To my teacher on his birthday, and hopefully so he can get a kick out of it while en route to far away places:

Friday, December 24, 2010

Crochetin' A Storm, and Thinking of Beloved People

So I went to my aunt's for Thanksgiving, and we did what we love to do: talk about crafts, play games, tease each other, have a grand 'ole time. One of the things all we women are really into is crocheting/knitting, of which I am really the least of the family, so when we get together it is always great fun to see what everyone is working on, and with, who they're going to give it or what they're making it for, etc., etc. I love it! This year my aunt sent us home with (or shipped because it ended up being too much for airplanes) a box of fun odds n' ends yarn. It's been like Christmas early, only we think of her every time we get it out and plan projects.

I've been making hats, because it's pretty, and there's just enough of most different types to make a hat and be done! It is such fun. I planned out everyone I thought might want one and still have extra! Which is a new thing for me. So I said what do I do with 'em if I don't have anybody to give it to? What's the fun in that? Half the fun of making something is the thought of them using/wearing it once you're done.

However, I was reminded this week as I wrapped my presents how many people go without in this world and realized what I had been missing: there are infinite people to make things for. I have spent the last few days looking for charities that give homemade things to people that need them, and it is so exciting--I want to just crochet forever now! Anyway, I'm including some of the sites I found:

Hats for the Homeless
Knit for Charities
Afghans for Afghans

and the metasites:

Daily Crocheter
Crochet and More

I'll include some pictures as soon as I've finished a few more of the hats.

Wednesday, December 15, 2010
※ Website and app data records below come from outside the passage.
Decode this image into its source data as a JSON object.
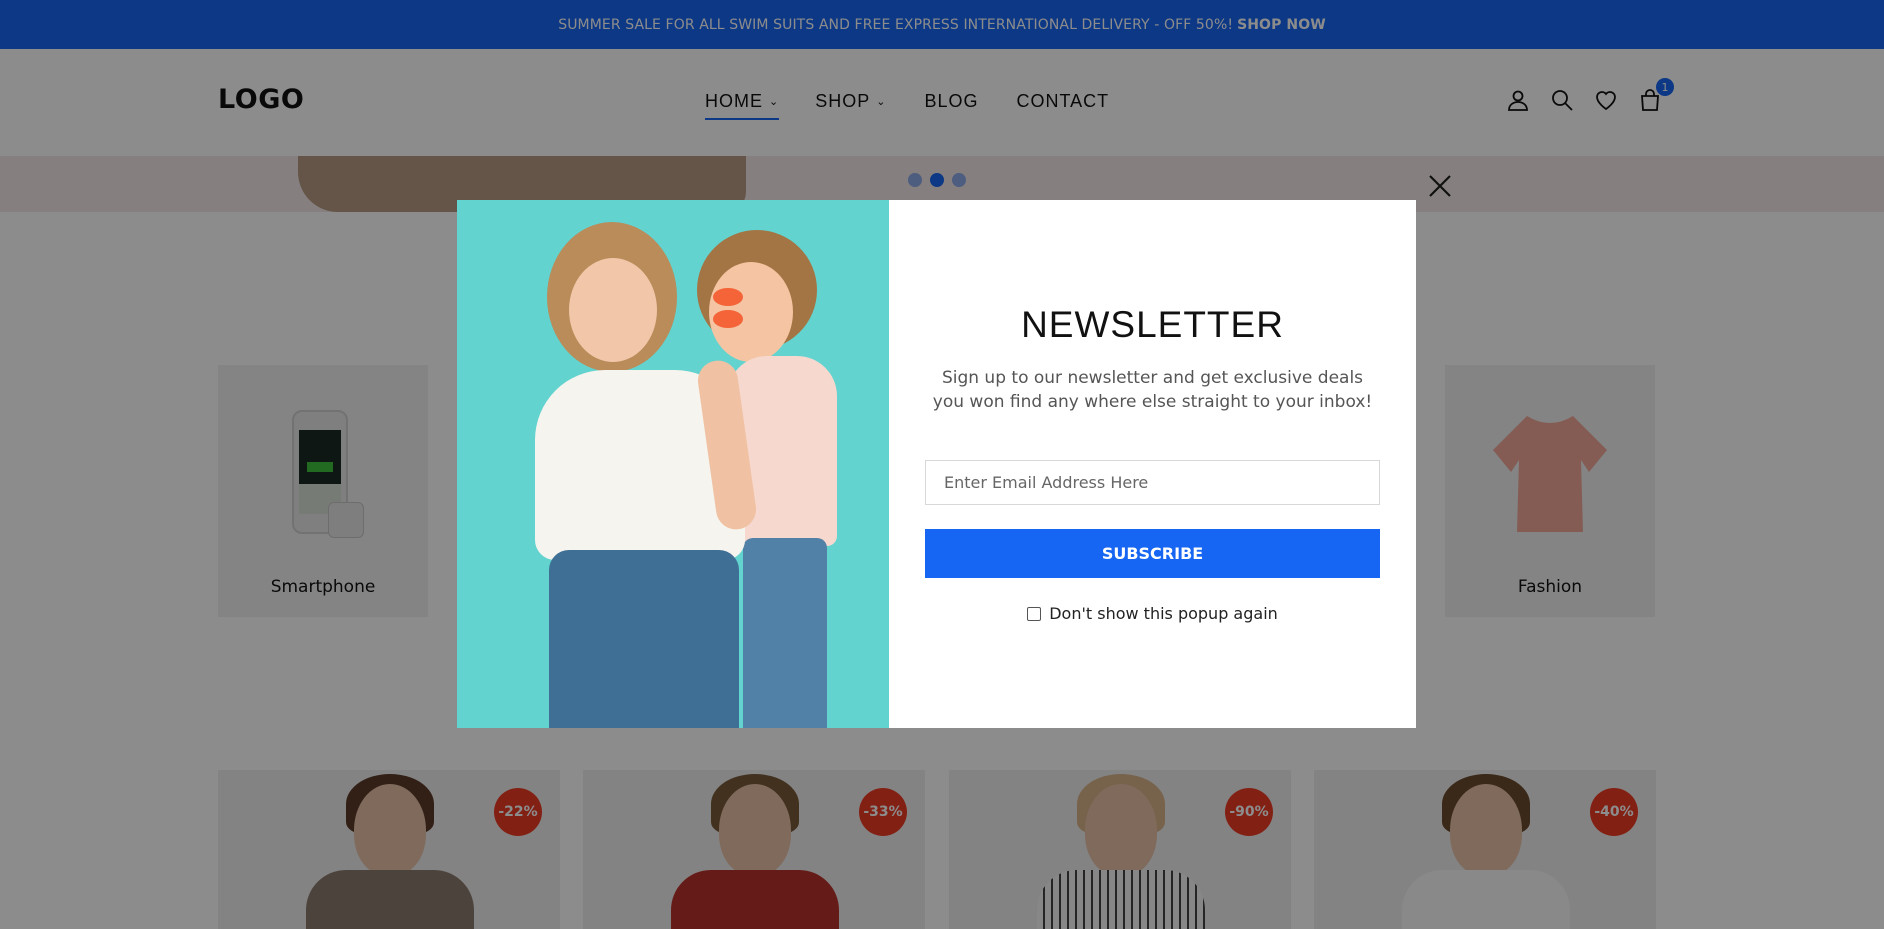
{
  "topbar": {
    "message": "SUMMER SALE FOR ALL SWIM SUITS AND FREE EXPRESS INTERNATIONAL DELIVERY - OFF 50%!",
    "cta": "SHOP NOW"
  },
  "header": {
    "logo": "LOGO",
    "nav": [
      {
        "label": "HOME",
        "has_dropdown": true,
        "active": true
      },
      {
        "label": "SHOP",
        "has_dropdown": true,
        "active": false
      },
      {
        "label": "BLOG",
        "has_dropdown": false,
        "active": false
      },
      {
        "label": "CONTACT",
        "has_dropdown": false,
        "active": false
      }
    ],
    "icons": [
      "user-icon",
      "search-icon",
      "heart-icon",
      "cart-icon"
    ],
    "cart_count": "1"
  },
  "hero": {
    "slider_dots": 3,
    "active_dot": 2
  },
  "categories": [
    {
      "label": "Smartphone"
    },
    {
      "label": "Fashion"
    }
  ],
  "products": [
    {
      "discount": "-22%"
    },
    {
      "discount": "-33%"
    },
    {
      "discount": "-90%"
    },
    {
      "discount": "-40%"
    }
  ],
  "newsletter": {
    "title": "NEWSLETTER",
    "description": "Sign up to our newsletter and get exclusive deals you won find any where else straight to your inbox!",
    "email_placeholder": "Enter Email Address Here",
    "subscribe_label": "SUBSCRIBE",
    "optout_label": "Don't show this popup again"
  },
  "colors": {
    "accent": "#1766f3",
    "badge": "#ee3b25",
    "overlay": "rgba(0,0,0,0.45)"
  }
}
"Crooked Sensibilities"

So I'm going try something I've never done here before. This past Monday we hosted a ceili at our session pub (bar), and I, for the second time in my life, played one of my tunes that I've written. I feel silly (and more than a little embarrassed) doing it, but I've started sharing them with people because I think it gives them a laugh as well.

This is the second of about six that I tried very hard to put in perfect 4/4 time signature. You can tell how well it worked... By the way, I have given up trying to accomplish this. Anyhow, I wrote this one in memory of the ruined Connemara farms never repopulated from the famine era exodus. It remains one of the most moving images to me, and this tune was a first attempt to represent that in music. I don't know if it really worked, but here it is.

Unbidden Memory.mp3

below is one of the few images I took of the place itself (I couldn't photograph the farms; it seemed disrespectful):